▶ **Your assignment**
Locate the string "LIXA" in the records below. Copy every line where it occurs.

▶ **Dataset**
--------------------------------
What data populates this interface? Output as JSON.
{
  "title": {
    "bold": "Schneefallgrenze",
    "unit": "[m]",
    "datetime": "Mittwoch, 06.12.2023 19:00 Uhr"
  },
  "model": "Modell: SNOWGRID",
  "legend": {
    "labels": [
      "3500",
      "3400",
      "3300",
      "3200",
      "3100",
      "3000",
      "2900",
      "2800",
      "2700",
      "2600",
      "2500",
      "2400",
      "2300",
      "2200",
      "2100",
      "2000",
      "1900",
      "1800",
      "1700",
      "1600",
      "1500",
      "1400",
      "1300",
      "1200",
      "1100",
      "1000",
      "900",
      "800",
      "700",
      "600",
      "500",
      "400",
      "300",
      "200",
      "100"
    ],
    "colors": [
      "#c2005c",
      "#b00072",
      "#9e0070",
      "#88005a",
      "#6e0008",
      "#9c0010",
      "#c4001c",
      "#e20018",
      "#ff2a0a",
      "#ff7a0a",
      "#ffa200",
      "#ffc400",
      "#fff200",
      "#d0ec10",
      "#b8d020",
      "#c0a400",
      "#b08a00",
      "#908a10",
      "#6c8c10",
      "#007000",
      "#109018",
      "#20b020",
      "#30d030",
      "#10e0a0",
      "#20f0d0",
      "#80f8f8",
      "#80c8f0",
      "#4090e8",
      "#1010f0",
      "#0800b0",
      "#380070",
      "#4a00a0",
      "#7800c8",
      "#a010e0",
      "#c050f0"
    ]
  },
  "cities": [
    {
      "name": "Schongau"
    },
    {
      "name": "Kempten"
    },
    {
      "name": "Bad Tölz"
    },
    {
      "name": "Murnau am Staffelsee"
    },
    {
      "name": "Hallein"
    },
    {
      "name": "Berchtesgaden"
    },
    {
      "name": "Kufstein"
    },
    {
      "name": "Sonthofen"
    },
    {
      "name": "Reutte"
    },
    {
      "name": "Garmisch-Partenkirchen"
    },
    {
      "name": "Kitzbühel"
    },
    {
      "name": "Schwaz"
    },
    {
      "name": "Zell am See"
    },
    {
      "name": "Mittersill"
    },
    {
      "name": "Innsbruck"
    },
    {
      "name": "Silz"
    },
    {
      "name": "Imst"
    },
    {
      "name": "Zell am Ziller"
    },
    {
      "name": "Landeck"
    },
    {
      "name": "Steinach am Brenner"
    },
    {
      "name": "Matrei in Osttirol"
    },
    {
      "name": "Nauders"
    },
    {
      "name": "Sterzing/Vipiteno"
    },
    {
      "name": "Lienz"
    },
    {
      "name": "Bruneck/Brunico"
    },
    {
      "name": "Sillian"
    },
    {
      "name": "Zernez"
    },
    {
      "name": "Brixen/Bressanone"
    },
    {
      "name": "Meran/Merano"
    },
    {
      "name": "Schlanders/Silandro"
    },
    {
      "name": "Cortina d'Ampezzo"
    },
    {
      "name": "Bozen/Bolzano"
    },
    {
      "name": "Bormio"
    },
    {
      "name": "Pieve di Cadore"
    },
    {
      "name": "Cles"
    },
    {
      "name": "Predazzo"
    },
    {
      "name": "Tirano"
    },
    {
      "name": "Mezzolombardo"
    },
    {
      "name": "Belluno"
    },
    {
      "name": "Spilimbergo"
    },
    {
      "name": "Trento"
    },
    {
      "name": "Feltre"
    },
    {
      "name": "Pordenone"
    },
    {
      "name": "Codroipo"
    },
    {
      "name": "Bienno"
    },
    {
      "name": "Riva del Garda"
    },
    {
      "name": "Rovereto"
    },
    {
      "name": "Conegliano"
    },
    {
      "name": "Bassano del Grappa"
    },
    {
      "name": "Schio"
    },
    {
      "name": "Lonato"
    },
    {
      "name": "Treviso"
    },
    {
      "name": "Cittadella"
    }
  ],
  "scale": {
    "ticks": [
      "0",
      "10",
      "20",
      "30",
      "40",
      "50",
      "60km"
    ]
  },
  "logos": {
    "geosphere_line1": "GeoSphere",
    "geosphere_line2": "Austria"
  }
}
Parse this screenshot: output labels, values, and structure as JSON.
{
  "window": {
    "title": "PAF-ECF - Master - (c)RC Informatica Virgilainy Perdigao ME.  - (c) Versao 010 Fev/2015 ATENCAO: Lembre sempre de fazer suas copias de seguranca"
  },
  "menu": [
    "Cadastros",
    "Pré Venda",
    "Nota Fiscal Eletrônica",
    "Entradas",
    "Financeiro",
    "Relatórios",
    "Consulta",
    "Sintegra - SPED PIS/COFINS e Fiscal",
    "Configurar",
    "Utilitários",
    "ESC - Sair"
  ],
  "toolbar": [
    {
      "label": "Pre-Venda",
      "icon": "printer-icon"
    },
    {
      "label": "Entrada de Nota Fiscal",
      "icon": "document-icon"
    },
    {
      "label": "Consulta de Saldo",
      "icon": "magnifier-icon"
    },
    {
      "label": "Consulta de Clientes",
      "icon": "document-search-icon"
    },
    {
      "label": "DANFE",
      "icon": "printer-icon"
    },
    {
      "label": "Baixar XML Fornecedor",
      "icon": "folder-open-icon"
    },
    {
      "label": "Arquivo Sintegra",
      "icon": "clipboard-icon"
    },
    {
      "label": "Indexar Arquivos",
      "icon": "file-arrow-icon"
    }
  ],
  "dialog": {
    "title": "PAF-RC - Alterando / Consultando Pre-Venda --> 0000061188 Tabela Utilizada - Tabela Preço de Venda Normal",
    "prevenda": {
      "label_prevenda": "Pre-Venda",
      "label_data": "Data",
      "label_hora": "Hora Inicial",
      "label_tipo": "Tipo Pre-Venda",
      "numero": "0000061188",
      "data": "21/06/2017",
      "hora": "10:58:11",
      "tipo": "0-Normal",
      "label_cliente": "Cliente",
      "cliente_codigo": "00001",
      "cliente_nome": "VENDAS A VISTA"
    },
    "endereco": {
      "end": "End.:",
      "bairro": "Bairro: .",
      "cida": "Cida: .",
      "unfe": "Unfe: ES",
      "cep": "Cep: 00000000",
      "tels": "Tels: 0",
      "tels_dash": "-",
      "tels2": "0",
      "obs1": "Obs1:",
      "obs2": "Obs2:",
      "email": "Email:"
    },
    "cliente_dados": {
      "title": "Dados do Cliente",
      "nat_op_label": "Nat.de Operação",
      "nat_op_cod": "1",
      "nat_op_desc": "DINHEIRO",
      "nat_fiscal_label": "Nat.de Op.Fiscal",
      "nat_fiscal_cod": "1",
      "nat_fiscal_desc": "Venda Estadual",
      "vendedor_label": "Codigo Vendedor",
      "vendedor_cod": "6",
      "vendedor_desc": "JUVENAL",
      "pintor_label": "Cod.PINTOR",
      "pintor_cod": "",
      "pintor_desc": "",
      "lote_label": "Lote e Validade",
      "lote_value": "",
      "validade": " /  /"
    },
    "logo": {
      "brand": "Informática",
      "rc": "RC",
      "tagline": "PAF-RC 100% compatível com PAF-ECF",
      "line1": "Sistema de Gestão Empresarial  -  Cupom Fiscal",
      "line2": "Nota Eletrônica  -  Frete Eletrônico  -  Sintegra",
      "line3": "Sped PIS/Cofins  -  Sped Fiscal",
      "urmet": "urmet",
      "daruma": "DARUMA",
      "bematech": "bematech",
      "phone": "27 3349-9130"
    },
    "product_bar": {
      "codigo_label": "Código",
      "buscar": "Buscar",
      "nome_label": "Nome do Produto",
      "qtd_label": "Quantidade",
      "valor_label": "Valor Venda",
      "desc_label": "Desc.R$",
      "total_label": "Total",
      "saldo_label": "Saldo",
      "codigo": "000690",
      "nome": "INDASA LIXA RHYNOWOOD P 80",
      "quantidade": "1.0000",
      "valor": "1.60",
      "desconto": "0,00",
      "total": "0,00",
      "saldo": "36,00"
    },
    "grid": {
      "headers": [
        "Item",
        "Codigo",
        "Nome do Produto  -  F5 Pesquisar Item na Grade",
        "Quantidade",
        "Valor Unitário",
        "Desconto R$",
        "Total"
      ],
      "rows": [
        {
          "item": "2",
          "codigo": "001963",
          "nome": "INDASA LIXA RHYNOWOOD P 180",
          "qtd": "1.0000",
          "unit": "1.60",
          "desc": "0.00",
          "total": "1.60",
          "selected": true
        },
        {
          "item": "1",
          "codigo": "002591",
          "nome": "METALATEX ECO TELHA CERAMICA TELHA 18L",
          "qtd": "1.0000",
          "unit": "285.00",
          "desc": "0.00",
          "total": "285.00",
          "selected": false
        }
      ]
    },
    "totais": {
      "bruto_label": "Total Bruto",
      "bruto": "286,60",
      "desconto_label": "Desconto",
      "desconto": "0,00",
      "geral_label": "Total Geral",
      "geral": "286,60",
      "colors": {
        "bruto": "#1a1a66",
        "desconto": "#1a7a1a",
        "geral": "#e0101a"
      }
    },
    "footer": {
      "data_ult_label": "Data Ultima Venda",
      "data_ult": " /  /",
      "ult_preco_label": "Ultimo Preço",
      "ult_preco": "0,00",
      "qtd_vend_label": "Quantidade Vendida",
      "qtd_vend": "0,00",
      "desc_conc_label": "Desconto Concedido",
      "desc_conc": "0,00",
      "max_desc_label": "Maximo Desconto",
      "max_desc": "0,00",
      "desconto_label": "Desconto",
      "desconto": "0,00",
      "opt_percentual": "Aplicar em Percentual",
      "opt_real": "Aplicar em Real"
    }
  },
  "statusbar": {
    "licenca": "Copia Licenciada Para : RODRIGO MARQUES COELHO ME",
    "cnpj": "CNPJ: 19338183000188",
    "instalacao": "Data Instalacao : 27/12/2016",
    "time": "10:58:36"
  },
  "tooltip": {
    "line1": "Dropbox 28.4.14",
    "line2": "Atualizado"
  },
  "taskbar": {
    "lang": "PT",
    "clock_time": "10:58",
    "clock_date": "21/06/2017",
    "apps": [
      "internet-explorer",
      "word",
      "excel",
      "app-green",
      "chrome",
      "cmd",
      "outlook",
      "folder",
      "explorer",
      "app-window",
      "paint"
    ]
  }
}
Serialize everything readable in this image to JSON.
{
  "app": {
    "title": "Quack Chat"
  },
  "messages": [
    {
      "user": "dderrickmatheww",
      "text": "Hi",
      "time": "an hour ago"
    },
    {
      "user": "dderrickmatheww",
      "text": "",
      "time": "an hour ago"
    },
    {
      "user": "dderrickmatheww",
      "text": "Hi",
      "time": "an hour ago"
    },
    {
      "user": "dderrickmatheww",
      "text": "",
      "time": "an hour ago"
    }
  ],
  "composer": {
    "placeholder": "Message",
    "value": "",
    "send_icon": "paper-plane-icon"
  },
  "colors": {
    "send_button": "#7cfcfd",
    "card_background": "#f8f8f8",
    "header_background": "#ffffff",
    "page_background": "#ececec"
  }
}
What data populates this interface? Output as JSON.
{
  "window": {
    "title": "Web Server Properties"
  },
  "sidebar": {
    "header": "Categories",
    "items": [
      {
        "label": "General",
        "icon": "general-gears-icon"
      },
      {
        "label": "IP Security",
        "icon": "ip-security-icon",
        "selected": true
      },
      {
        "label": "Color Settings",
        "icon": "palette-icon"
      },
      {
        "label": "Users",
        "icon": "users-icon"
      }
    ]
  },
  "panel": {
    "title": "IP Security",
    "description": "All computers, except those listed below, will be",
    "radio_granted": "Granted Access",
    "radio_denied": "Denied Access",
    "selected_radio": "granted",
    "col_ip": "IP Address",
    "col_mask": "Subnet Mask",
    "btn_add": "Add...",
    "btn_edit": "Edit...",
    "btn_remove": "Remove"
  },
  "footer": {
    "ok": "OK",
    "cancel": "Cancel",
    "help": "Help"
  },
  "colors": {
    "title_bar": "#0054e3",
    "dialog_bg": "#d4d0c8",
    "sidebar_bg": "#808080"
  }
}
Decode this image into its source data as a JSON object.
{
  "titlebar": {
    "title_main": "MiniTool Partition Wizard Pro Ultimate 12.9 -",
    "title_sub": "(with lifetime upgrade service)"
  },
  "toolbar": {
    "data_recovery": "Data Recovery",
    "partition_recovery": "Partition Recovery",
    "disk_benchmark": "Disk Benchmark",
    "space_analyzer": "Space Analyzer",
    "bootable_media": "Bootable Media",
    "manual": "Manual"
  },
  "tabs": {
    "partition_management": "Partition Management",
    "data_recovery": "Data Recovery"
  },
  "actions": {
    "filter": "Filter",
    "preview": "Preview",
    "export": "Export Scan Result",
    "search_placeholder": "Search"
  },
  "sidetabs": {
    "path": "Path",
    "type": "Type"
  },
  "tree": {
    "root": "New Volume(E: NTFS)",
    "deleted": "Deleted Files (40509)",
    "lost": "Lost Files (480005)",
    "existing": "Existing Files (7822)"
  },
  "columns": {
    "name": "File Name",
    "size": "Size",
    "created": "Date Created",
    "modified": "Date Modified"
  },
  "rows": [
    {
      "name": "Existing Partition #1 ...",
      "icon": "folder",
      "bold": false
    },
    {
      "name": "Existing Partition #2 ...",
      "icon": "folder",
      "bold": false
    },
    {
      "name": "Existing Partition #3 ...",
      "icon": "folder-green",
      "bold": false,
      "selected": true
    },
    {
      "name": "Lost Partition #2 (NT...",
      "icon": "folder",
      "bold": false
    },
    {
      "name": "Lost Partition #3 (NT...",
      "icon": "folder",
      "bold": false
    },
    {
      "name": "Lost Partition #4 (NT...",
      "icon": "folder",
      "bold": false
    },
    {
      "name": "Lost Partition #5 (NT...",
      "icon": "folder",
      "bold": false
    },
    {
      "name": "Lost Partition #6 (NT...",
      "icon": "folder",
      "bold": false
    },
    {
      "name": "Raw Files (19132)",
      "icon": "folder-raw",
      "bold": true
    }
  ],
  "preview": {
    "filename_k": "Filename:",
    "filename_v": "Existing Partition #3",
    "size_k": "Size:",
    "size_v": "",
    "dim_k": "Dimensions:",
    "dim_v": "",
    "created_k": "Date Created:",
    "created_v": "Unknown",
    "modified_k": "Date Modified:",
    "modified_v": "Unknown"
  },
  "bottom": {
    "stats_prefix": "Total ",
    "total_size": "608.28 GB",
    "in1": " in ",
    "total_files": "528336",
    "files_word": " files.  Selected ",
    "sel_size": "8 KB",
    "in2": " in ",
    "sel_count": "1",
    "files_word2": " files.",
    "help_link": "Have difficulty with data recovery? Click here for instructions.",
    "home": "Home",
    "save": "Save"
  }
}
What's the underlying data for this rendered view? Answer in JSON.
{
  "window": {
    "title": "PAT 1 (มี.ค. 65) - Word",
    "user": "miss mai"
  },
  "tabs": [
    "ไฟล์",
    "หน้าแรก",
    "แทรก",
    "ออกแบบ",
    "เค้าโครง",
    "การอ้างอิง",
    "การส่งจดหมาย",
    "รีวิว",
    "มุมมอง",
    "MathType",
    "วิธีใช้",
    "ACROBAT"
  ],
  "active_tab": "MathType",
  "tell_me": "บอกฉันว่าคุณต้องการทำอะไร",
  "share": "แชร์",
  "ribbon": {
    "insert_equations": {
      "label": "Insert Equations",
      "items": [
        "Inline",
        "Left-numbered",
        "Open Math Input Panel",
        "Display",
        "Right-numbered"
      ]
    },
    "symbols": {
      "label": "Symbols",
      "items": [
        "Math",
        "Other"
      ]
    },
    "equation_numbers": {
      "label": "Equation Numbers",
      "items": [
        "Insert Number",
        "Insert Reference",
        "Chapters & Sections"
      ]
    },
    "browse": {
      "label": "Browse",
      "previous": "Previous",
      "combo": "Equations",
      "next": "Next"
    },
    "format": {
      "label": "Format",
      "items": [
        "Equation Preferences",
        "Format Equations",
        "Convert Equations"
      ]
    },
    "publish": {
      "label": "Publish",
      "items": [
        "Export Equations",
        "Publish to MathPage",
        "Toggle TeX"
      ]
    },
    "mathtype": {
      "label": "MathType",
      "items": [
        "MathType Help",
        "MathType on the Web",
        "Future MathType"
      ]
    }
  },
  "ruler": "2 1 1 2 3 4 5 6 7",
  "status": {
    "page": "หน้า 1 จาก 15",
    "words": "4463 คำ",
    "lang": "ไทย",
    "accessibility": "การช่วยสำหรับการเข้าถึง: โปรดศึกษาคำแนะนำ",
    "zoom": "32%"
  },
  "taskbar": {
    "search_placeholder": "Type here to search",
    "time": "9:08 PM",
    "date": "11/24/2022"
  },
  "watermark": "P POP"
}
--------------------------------
▶ **Result for this task**
      "nome": "INDASA LIXA RHYNOWOOD P 80",
          "nome": "INDASA LIXA RHYNOWOOD P 180",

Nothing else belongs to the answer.